Market value is tumbling -- its stock price is at about a third of that in 2012 -- and its earnings are far from stellar. However, industry watchers warn that the worst has yet to come, as they believe the effect from a host of negative factors including the departure of YG’s prized cash cow Big Bang and singer Psy, along with an underperforming subsidiary and a series of failures by in-house entertainment shows will be reflected in earnest starting from the next quarter.
Sagging stock value and earnings
Stock price of YG Entertainment
On May 30, YG shares closed at 28,550 won (US$26.49). This is close to half the value that L Catterton Asia (then L Capital Asia), the Asian private equity firm backed by LVMH Moët Hennessy Louis Vuitton, paid when it invested US$800 million in September 2014.
L Catterton Asia’s investment in YG was its first investment in Korea. The deal included a redeemable convertible preference shares tranche of US$60 million. L Catterton Asia has rights to sell its 1.4 million shares for 48,000 won apiece on Oct. 16, 2019, or convert them into regular shares at the market price at any time. But it looks like the firm won’t have much of an incentive to convert soon, given YG’s sagging share price.
Further, it looks like the money wasn’t spent too wisely by YG, which bought a 39.5 percent stake in Phoenix Holdings for 50 billion won. The firm was renamed as YG Plus, a subsidiary dealing in cosmetics, fashion and food, and is in the red for the past six years.
In the first quarter of this year, YG grossly underperformed market estimates.
Revenue fell 27.7 percent on-year to 77.3 billion won (US$71.80 million) compared to a market consensus of 88.1 billion won. Operating profit took a deeper dive, plunging 84.4 percent to 2.3 billion won. The market consensus had been 9.1 billion won.
To be fair, it was not all YG’s fault.
There was the THAAD row with Beijing that had slammed the door on the faces of many K-pop stars. Then several of the Big Bang members had to serve in the military -- a mandatory service for all able-bodied Korean males. T.O.P, the oldest member of Big Bang, joined in February 2017, followed by Taeyang, G-Dragon and Daesung earlier this year.
The absence of the 13-year-old group has led to a big dent on YG’s bottom line.

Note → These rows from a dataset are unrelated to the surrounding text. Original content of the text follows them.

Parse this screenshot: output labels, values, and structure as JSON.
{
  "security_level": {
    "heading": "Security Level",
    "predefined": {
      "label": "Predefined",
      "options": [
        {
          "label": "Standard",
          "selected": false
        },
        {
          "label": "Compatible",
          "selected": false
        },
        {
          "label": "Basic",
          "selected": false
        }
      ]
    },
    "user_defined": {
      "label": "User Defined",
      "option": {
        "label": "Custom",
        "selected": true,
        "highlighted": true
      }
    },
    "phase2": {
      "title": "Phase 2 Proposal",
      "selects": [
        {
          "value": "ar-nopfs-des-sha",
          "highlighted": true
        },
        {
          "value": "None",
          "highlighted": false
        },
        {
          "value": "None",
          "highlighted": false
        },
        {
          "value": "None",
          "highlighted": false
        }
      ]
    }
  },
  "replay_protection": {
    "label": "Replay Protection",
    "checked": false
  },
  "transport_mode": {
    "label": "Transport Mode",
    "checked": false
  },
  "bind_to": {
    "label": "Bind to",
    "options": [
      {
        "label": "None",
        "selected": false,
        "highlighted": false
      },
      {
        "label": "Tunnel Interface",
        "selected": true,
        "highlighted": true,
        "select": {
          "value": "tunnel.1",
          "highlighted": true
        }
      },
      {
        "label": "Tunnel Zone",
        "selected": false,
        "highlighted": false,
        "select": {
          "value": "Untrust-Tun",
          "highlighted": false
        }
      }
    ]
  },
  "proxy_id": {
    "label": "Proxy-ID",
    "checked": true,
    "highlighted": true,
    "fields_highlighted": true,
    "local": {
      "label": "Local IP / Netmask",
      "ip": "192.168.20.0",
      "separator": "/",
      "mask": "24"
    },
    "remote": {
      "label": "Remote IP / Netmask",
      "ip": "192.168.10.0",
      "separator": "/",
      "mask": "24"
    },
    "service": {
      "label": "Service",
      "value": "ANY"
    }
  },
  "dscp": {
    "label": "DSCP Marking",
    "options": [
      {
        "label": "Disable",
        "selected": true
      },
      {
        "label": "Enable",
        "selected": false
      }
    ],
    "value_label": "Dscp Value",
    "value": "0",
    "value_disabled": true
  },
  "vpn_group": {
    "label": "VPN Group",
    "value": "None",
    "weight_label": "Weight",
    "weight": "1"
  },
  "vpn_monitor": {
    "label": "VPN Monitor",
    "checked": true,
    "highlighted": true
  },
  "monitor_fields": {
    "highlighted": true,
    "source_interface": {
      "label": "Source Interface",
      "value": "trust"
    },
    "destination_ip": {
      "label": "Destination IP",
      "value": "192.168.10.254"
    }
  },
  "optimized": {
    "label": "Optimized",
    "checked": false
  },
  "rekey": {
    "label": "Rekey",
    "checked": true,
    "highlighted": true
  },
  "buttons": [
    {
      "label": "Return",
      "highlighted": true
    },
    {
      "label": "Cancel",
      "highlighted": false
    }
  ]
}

From 2014 to 2017, Big Bang was responsible for more than half of YG’s albums sold in Korea.
Younger and newer additions to YG such as iKon, Winner and Blackpink are pulling their weight, but they still fall far behind Big Bang. “We believe these three are basically doing well, but their concert ticket sales in Japan this year is expected to reach only 37 percent of Big Bang’s sales of 1.44 million last year,” Park Jeong-yeob, an analyst at Mirae Asset Daewoo Securities, wrote in a report on May 14.
YG’s attempts to expand its business scope was also not too successful. Its signature audition program “Mixnine” incurred losses of 7 billion won in the first quarter and 4 billion won in the last three months of 2017.
Addressing the growing concerns over the company’s prospects, Yang Hyun-suk, founder and chairman of YG, last week shared plans on a new generation of artists to revive investor sentiment including new album releases of Blackpink, Big Bang’s Seungri, iKon and Winner.
More new artists will be introduced next year he said. He also announced plans to set up a subsidiary called YGX. The new unit will manage YG’s dance academy. The firm also plans to launch a new program called YG Future Strategy Office on Netflix.
There is hope, industry watchers say, referring to SM Entertainment, which made a successful transition under similar circumstances. When TVXQ and Super Junior were on hiatus due to military service, the fan base for new artists -- EXO and SHINee -- expanded rapidly to become a promising revenue source in 2018, according to Park of Mirae Asset.
By Park Ga-young (email@example.com)